[Records from a collection]
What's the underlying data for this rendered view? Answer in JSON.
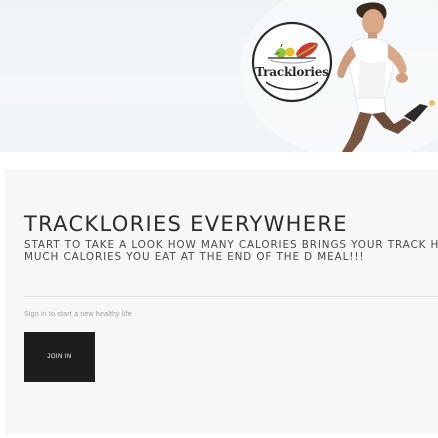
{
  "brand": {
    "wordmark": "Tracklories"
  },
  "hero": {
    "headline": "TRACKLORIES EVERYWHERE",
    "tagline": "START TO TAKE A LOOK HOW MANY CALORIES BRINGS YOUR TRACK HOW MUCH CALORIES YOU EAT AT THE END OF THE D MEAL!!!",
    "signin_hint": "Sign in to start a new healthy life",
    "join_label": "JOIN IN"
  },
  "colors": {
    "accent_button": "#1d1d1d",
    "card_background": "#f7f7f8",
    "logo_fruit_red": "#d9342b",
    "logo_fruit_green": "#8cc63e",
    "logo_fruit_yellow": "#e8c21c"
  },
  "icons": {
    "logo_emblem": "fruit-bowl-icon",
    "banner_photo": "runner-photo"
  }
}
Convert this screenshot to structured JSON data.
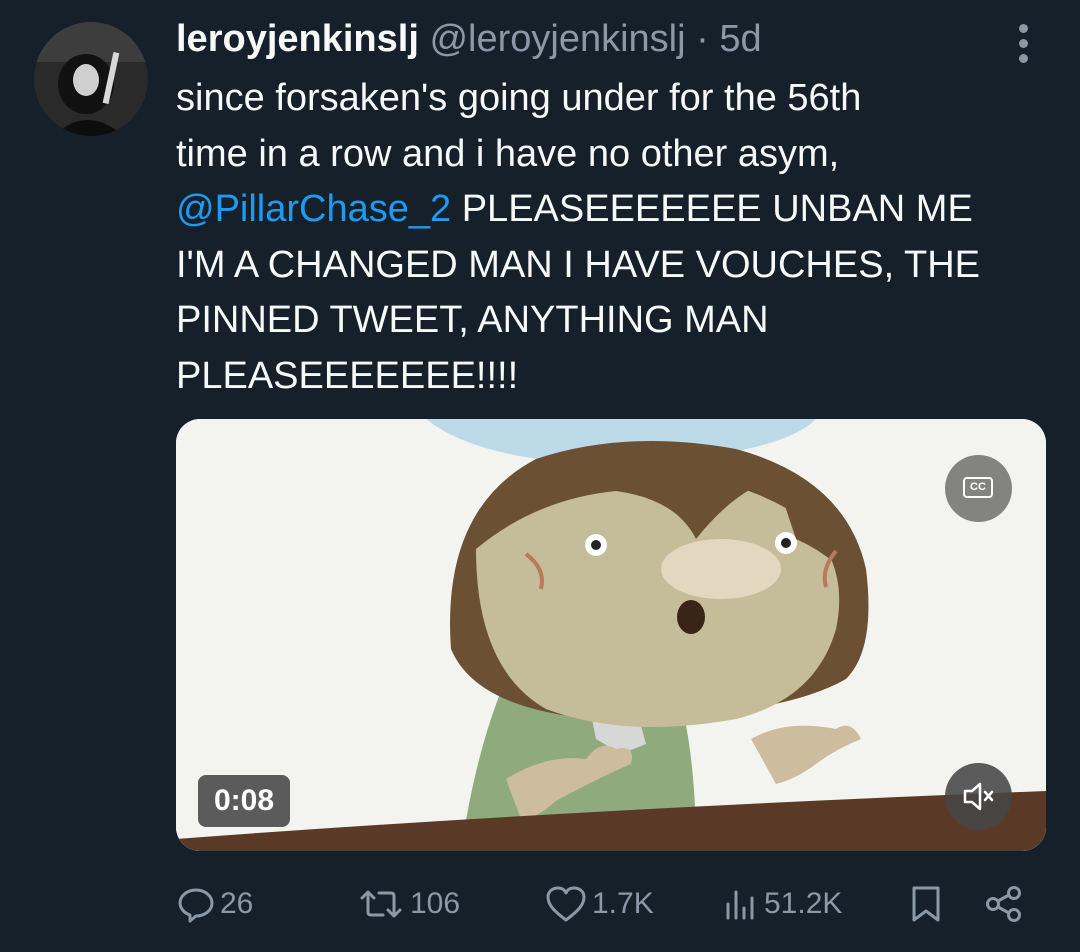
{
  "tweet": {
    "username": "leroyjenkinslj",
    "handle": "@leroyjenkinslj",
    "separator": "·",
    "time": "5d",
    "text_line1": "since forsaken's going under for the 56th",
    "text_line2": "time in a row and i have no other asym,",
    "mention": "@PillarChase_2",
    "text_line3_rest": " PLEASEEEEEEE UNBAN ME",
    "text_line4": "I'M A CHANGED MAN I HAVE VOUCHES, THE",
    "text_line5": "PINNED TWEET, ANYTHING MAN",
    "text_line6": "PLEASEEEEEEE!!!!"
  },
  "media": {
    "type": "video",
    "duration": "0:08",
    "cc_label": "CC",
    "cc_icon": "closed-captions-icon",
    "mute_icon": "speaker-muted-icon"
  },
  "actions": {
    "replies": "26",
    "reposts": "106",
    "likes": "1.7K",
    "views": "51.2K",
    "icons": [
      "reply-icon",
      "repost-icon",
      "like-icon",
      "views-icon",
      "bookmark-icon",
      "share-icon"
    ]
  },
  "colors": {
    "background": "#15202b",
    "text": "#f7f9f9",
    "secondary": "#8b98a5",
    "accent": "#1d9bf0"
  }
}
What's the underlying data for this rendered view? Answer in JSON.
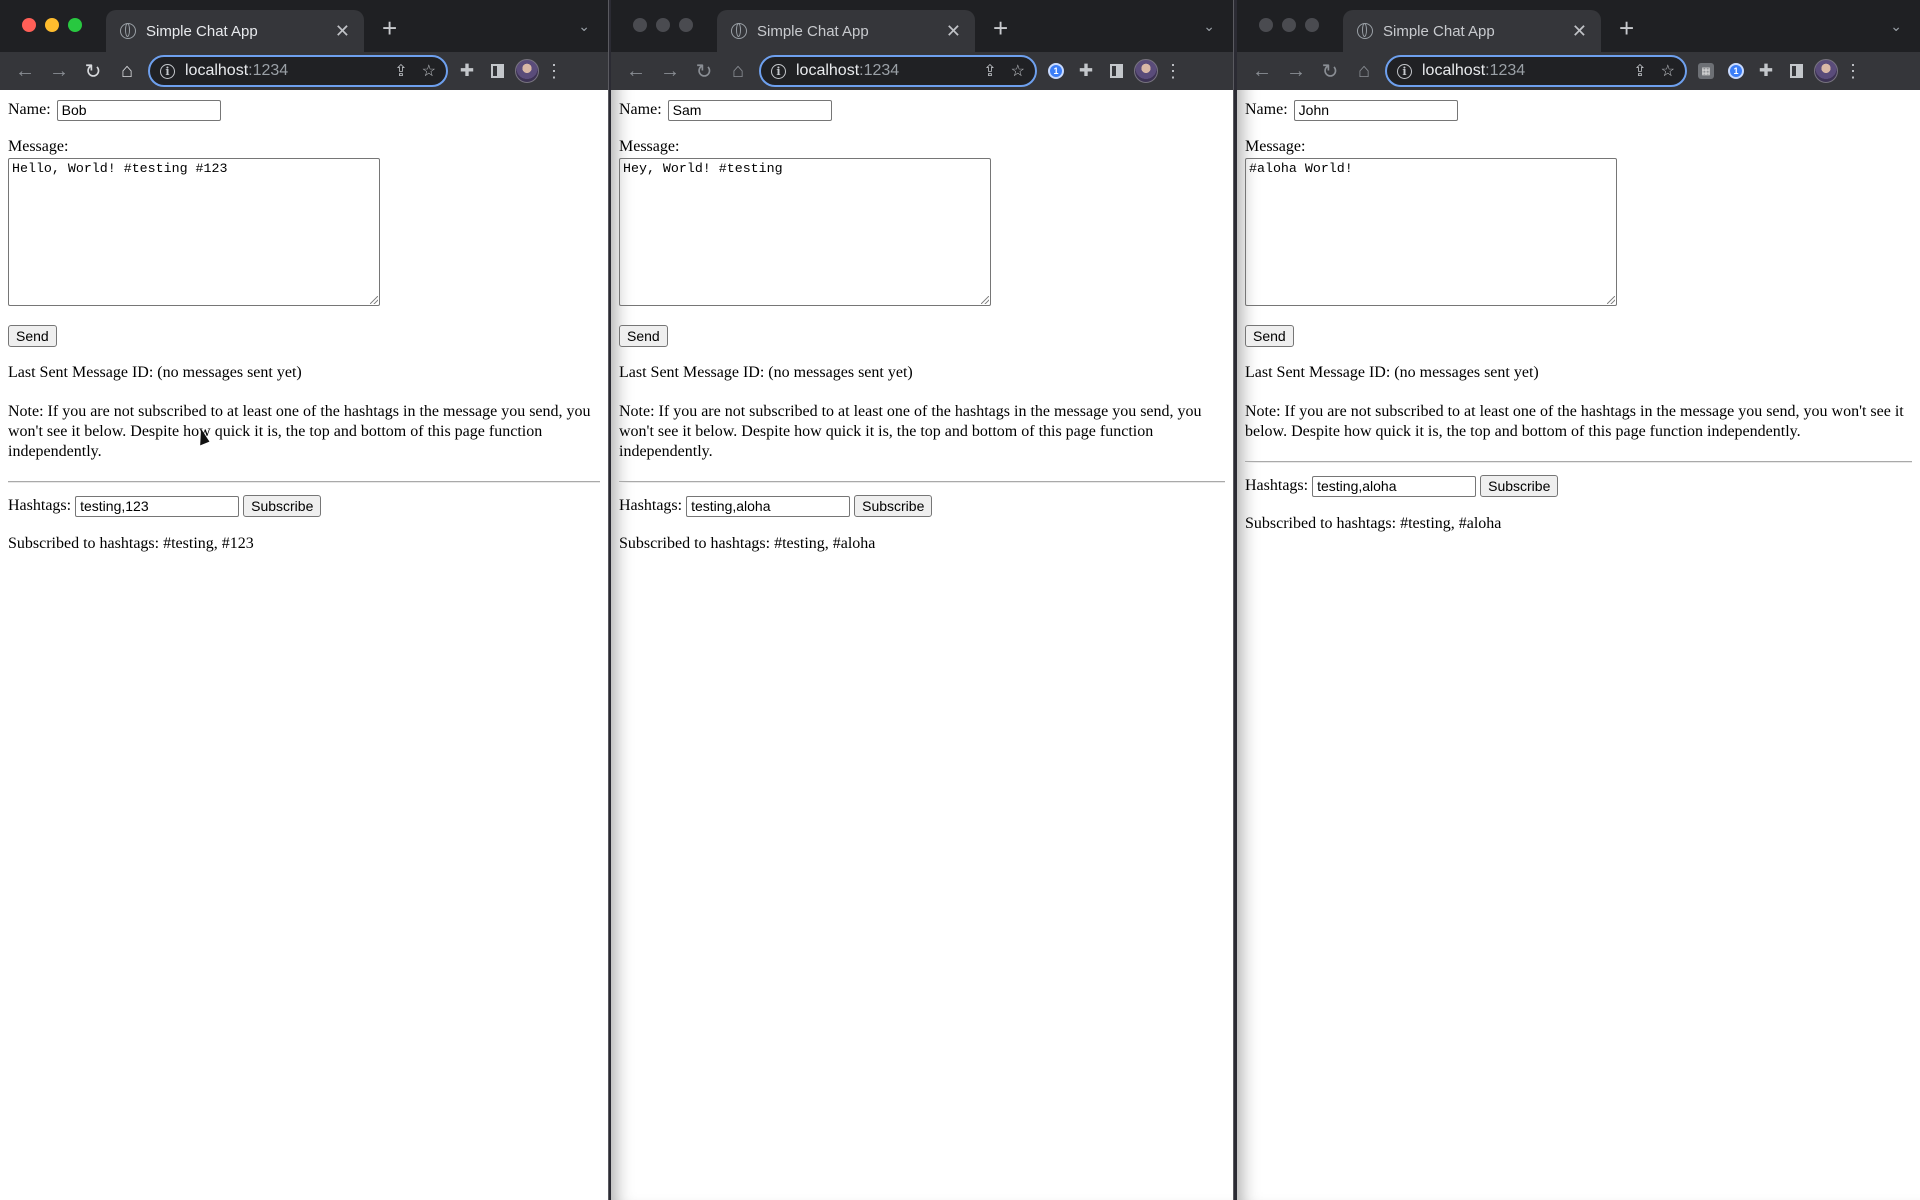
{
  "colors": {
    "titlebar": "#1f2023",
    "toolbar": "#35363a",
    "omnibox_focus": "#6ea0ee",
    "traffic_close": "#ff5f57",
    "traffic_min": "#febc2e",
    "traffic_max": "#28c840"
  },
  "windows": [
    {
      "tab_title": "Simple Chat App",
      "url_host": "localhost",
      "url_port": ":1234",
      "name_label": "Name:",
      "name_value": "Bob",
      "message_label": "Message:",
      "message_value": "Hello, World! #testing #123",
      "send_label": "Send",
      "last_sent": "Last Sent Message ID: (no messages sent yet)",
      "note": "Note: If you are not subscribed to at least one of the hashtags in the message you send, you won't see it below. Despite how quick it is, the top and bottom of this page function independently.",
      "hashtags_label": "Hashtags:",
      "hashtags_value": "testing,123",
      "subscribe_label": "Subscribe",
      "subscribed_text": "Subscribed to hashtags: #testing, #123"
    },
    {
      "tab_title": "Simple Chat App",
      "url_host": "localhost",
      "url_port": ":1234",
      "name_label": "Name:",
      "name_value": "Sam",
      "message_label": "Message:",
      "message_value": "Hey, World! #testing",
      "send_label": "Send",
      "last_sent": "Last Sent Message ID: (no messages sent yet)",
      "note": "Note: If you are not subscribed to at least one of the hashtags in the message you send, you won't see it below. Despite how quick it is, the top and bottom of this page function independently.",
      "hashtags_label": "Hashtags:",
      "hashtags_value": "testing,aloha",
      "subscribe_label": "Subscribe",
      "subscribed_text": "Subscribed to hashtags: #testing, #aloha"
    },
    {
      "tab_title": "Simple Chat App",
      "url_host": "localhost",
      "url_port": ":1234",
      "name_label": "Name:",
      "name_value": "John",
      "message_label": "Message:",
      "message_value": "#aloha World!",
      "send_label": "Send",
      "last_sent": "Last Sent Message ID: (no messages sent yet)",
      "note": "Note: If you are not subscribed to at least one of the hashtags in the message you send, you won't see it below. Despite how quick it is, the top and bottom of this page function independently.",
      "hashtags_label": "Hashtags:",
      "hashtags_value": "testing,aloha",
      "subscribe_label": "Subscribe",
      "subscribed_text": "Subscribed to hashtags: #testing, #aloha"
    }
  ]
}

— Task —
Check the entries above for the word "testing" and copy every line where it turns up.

— Your solution —
      "message_value": "Hello, World! #testing #123",
      "hashtags_value": "testing,123",
      "subscribed_text": "Subscribed to hashtags: #testing, #123"
      "message_value": "Hey, World! #testing",
      "hashtags_value": "testing,aloha",
      "subscribed_text": "Subscribed to hashtags: #testing, #aloha"
      "hashtags_value": "testing,aloha",
      "subscribed_text": "Subscribed to hashtags: #testing, #aloha"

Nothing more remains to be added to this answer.